Jordan Caine never would have left his bass guitar and amp in storage.
The bass player for the heavy metal band Laval, whose other passions included growing hot peppers and smoking meat, got stuck in a low spot of his manic depression and died by suicide Aug. 13, 2014.
When his friend Andrea Milne found his guitar and other mementos in her basement, where he would jam with her boyfriend, she had no idea how long Caine’s treasured things had been tucked away. She’d seen him a few days earlier and he acted as if nothing was wrong. She later learned he had quit working and playing baseball, and put down his guitar — all signs of suicidal thoughts.
Sadly, the 27-year-old from Tecumseh, who friends called Cainer, decided to write the of end his story before seeing where his life’s journey could take him, Milne said.
“Your story isn’t over,” Milne said the day after the fourth anniversary of Caine’s death. “You can’t write the end of the book until you’ve lived through all the chapters. You’ve got to keep writing. You’ve got to keep living … And just know that you’re not alone.”
Milne and Caine had been friends for about five years. They had talked about her struggle with anxiety and his with bipolar disorder, a condition that often tempts those who have it to stop taking medication while they’re in the manic stage and feeling better.
There also are hurdles to access local mental health services, and Caine had gone to the emergency department several times but was not admitted, she said.
When she heard about his death, “I can just remember collapsing in the middle of the grocery store,” she said.
Her advice? Keep listening, and check up on friends and family who have mental health issues.
“Take that extra step. Don’t just say ‘I’m here.’ Give them a call. Give them a text.” Milne said. “Don’t just say ‘I’m here’ and leave the door open because often their negative conversation in their mind is telling them: ‘They’re just saying that just to feel sorry for me.’”
Caine’s friends and family are continuing to write his story by remembering him each year at a two-day rock music event called Cainerfest (Sept. 7-8 this year) that raises awareness and money for local suicide prevention and bereavement programs.
It is just one of the events during suicide prevention month in September.
On Sept. 10, World Suicide Prevention Day, there will be a special screening of Suicide: The Ripple Effect. The documentary focuses on Kevin Hines who, at age 19, attempted to take his life by jumping off the Golden Gate Bridge in San Francisco. As he fell he realized he wanted to live and miraculously survived. Hines, who has manic depression, talks about his experience, uses the social media hashtag BeHereTomorrow and the film to try to reduce the number of suicides and suicide attempts around the world.
More than 4,000 Canadians die by suicide every year — a number that only includes deaths that are reported as suicides.
In Windsor-Essex, 42 people died by suicide in 2011, the latest health unit statistic.
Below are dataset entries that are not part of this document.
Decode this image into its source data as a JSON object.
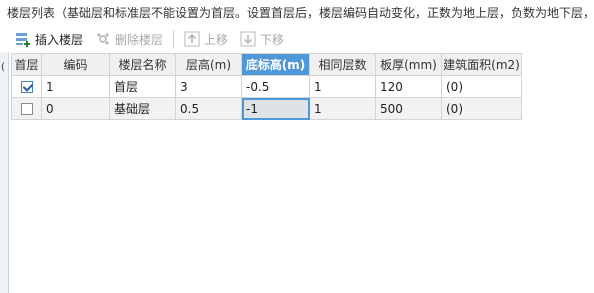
{
  "info_text": "楼层列表（基础层和标准层不能设置为首层。设置首层后，楼层编码自动变化，正数为地上层，负数为地下层，",
  "toolbar": {
    "insert_label": "插入楼层",
    "delete_label": "删除楼层",
    "up_label": "上移",
    "down_label": "下移"
  },
  "strip_char": "(",
  "table": {
    "headers": [
      "首层",
      "编码",
      "楼层名称",
      "层高(m)",
      "底标高(m)",
      "相同层数",
      "板厚(mm)",
      "建筑面积(m2)"
    ],
    "active_column": "底标高(m)",
    "rows": [
      {
        "first_floor": true,
        "code": "1",
        "name": "首层",
        "height": "3",
        "bottom_elev": "-0.5",
        "same_count": "1",
        "slab": "120",
        "area": "(0)"
      },
      {
        "first_floor": false,
        "code": "0",
        "name": "基础层",
        "height": "0.5",
        "bottom_elev": "-1",
        "same_count": "1",
        "slab": "500",
        "area": "(0)"
      }
    ]
  },
  "colors": {
    "header_active": "#4f98d8",
    "selection": "#4f98d8"
  }
}
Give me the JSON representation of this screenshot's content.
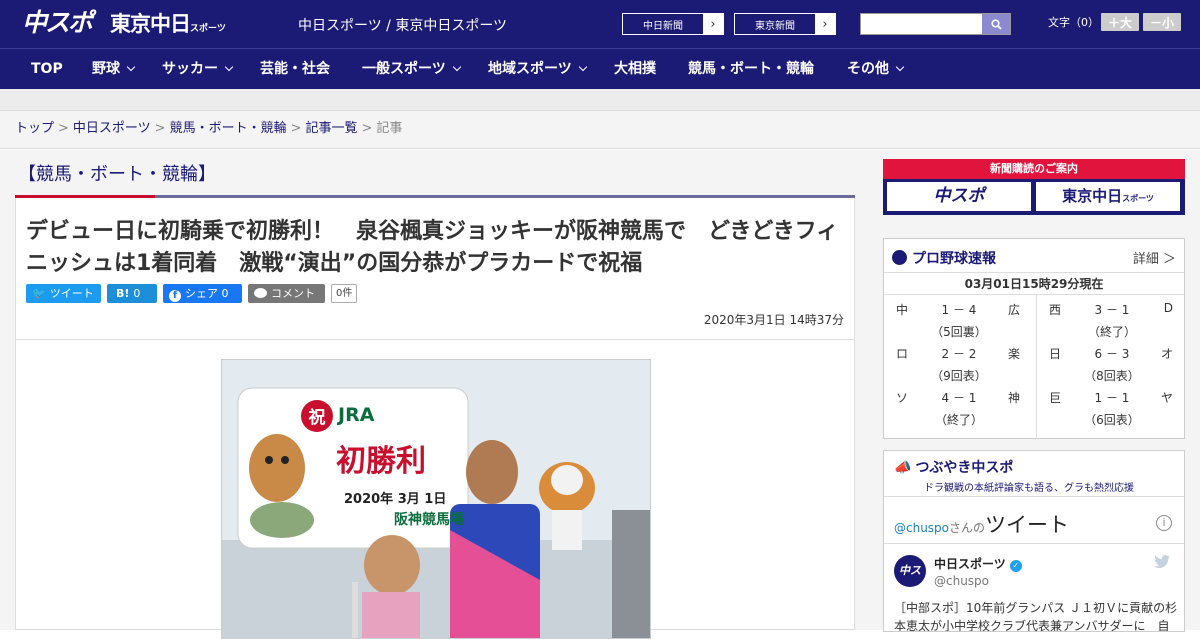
{
  "header": {
    "logo_main": "中スポ",
    "logo_sub": "東京中日",
    "logo_sub_small": "スポーツ",
    "site_links": "中日スポーツ / 東京中日スポーツ",
    "paper_buttons": [
      "中日新聞",
      "東京新聞"
    ],
    "search_placeholder": "",
    "font_size_label": "文字（0）",
    "font_bigger": "＋大",
    "font_smaller": "－小"
  },
  "nav": {
    "items": [
      {
        "label": "TOP",
        "dropdown": false
      },
      {
        "label": "野球",
        "dropdown": true
      },
      {
        "label": "サッカー",
        "dropdown": true
      },
      {
        "label": "芸能・社会",
        "dropdown": false
      },
      {
        "label": "一般スポーツ",
        "dropdown": true
      },
      {
        "label": "地域スポーツ",
        "dropdown": true
      },
      {
        "label": "大相撲",
        "dropdown": false
      },
      {
        "label": "競馬・ボート・競輪",
        "dropdown": false
      },
      {
        "label": "その他",
        "dropdown": true
      }
    ]
  },
  "breadcrumb": {
    "items": [
      "トップ",
      "中日スポーツ",
      "競馬・ボート・競輪",
      "記事一覧"
    ],
    "current": "記事"
  },
  "article": {
    "category": "【競馬・ボート・競輪】",
    "headline": "デビュー日に初騎乗で初勝利！　泉谷楓真ジョッキーが阪神競馬で　どきどきフィニッシュは1着同着　激戦“演出”の国分恭がプラカードで祝福",
    "share": {
      "tweet": "ツイート",
      "hatena": "B!",
      "hatena_count": "0",
      "facebook": "シェア",
      "facebook_count": "0",
      "comment": "コメント",
      "comment_count": "0件"
    },
    "date": "2020年3月1日 14時37分",
    "photo": {
      "sign_badge": "祝",
      "sign_org": "JRA",
      "sign_title": "初勝利",
      "sign_date": "2020年 3月 1日",
      "sign_venue": "阪神競馬場"
    }
  },
  "sidebar": {
    "subscribe": {
      "header": "新聞購読のご案内",
      "button_left": "中スポ",
      "button_right": "東京中日",
      "button_right_small": "スポーツ"
    },
    "baseball": {
      "title": "プロ野球速報",
      "detail": "詳細 ＞",
      "time": "03月01日15時29分現在",
      "games": [
        {
          "home": "中",
          "score": "1 － 4",
          "away": "広",
          "status": "（5回裏）"
        },
        {
          "home": "ロ",
          "score": "2 － 2",
          "away": "楽",
          "status": "（9回表）"
        },
        {
          "home": "ソ",
          "score": "4 － 1",
          "away": "神",
          "status": "（終了）"
        },
        {
          "home": "西",
          "score": "3 － 1",
          "away": "D",
          "status": "（終了）"
        },
        {
          "home": "日",
          "score": "6 － 3",
          "away": "オ",
          "status": "（8回表）"
        },
        {
          "home": "巨",
          "score": "1 － 1",
          "away": "ヤ",
          "status": "（6回表）"
        }
      ]
    },
    "twitter": {
      "title": "つぶやき中スポ",
      "subtitle": "ドラ観戦の本紙評論家も語る、グラも熱烈応援",
      "handle_link": "@chuspo",
      "san": "さんの",
      "tweet_word": "ツイート",
      "info": "i",
      "avatar": "中スポ",
      "name": "中日スポーツ",
      "handle": "@chuspo",
      "text": "［中部スポ］10年前グランパス Ｊ１初Ｖに貢献の杉本恵太が小中学校クラブ代表兼アンバサダーに　自"
    }
  }
}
A 2016 Windsor-Essex County Health Unit report said the rate of emergency department visits for intentional self-harm increased by 28 per cent between 2011 and 2015. The greatest increase was 143 per cent for youth ages 10 to 19, or 2.4 times greater in 2015 than in 2010.
Jenny-Lee Almeida, the mental health educator at the Canadian Mental Health Association Windsor-Essex County, said everyone is affected by mental health. Either you or someone you know has dealt with a mental health issue.
“The other statistic I always say is suicide is 100 per cent preventable,” Almeida said. “And when we know how to help someone and when we actually ask the question ‘Are you thinking about suicide?’ we’re saving a life.”
It’s not unusual for someone to have thoughts of suicide, Almeida said. People often want to end the pain, not their life, and she encourages them to “hold on, pain ends,” an acronym for HOPE. Talk to someone, she advises, since people start to heal when they feel heard.